Awe’s a powerful force, and sharing in that awe with others creates a link that’s hard to break until the awe breaks down into the routine. This brief article summarizes findings of a psychological and neurological study into what kinds of stories we share. Surprise surprise, stories that evoke awe are among the top few. McGonigal talks about it in her book Reality is Broken, as well. Experiencing awe is incredibly powerful, she argues, and it leads people to work together to create great works, such as Golbeki Tep, an enormous temple that predates Stonehenge by several thousand years. Awe is a community builder.
Chasing awe is in our nature, it seems, and in his book Awe: The Delights and Dangers of our Eleventh Emotion, Paul Pearsall describes how awe can lead us to form communities, seek adventure, and even engage in unnecessary risks. The beauty of an MMO is that we can do all those things from the safety of our own home, much like sympathizing with a character while reading a story can evoke the same brain blood flows as actually experiencing those feelings about oneself. Our early experiences with MMOs filled us with a feeling of awe, and it brought us all together and helped us overlook the many vast inadequacies of the various games we played or people we played with.
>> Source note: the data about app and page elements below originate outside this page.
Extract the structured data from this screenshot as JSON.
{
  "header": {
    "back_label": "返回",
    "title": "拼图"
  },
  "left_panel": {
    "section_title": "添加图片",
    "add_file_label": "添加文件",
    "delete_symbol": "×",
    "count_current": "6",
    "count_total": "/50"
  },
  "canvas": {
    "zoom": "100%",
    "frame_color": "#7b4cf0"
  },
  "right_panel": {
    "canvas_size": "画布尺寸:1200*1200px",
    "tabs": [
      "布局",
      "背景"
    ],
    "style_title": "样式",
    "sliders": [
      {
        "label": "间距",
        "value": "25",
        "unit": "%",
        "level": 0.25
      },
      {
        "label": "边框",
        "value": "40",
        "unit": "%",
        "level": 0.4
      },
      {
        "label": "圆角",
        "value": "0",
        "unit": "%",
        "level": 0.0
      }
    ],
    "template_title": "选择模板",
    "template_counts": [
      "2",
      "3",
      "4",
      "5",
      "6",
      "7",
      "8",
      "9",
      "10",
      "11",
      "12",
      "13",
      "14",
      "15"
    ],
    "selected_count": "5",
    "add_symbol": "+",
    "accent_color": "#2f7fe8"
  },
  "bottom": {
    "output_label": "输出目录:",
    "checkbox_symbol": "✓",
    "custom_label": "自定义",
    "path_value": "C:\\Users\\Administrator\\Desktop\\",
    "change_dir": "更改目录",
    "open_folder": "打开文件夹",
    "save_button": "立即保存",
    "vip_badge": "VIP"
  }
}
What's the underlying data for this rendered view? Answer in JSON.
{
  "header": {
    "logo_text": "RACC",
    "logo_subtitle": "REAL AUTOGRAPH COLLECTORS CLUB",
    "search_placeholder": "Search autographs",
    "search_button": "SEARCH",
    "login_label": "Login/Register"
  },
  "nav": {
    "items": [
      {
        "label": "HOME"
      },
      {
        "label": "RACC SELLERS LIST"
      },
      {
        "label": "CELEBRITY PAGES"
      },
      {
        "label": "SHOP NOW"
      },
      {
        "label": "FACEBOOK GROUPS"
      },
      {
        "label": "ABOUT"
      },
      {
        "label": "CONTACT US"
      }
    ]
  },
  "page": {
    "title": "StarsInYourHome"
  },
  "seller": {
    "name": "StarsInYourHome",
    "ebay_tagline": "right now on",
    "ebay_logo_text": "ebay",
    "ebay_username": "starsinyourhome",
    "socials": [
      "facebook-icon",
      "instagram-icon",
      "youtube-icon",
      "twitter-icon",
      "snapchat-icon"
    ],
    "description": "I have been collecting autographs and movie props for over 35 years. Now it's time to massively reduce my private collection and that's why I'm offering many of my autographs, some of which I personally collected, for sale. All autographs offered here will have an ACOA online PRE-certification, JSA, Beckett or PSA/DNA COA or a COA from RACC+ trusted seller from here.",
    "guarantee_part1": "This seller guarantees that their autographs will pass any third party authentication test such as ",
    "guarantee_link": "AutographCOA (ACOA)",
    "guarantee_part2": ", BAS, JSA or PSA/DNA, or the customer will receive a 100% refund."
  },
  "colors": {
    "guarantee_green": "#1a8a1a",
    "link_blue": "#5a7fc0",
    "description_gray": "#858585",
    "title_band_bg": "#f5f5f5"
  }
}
Then time passed, as it always does, and what was once magical became mundane. Our feelings of awe were replaced with expectations that are nearly impossible to meet. Each new game is presented in its hype cycle as something massive and new – something that will strike us with awe – but never does, because it is largely by design a copy of something else. I don’t mean that in a “This is just a copy of WoW” sense, but that all MMOs are copies of one another in most gameplay features, particularly those that first struck us with awe: playing with others to conquer incredible challenges. Remember the first time you saw Majorodomo Executus summon Ragnaros? The first time you saw Onyxia?
The potentially depressing side of this argument, then, is that those feelings will never be replicated by something similar to what first evoked them. Our early experiences with MMOs blew our minds, but now, our minds are blown and can’t be re-blown by the same material. That’s why those of us who’ve been doing this for ten or so years often find ourselves hopping from MMO to MMO, chasing a hope for another experience like our first that simply can’t be replicated. Those who formed strong bonds with their fellow awe-goers might use those bonds to maintain interest in a particular game, but often even those groups migrate from game to game. Others accept what used to be literally awesome as commonplace and make a life for themselves there, accepting a game for what it is in its current un-awe-inspiring iteration. Those people “settle,” as my buddy calls it, for what they know.
I suspect that’s where many of us are with whichever game we’ve chosen to make our home, why certain games seem to keep drawing back their natives despite boredom with most of the content. It’s comfortable. It’s something we used to love. Now it’s a place where we feel comfortable.
Rather than look at that negative side, though, I prefer to look at the future. I don’t think MMOs are the end-all, be-all of games, and I suspect there’s another trend hopefully not too far in the future that’s going to grab us again, shake our conceptions of what it means to play a game with others (game, by the way, has the same word root as gather, meaning they are inherently social events). Those new games – things we can’t even conceptualize yet, for if we could, they wouldn’t blow our minds – will fill us again with awe, throw us together in communities of sharing that awe, and start us afresh in this cycle of feeling important in a new epic endeavor.
So the positive side, then, is that all we have to do to find that awe again… is wait.
Stubborn (and trying to be patient)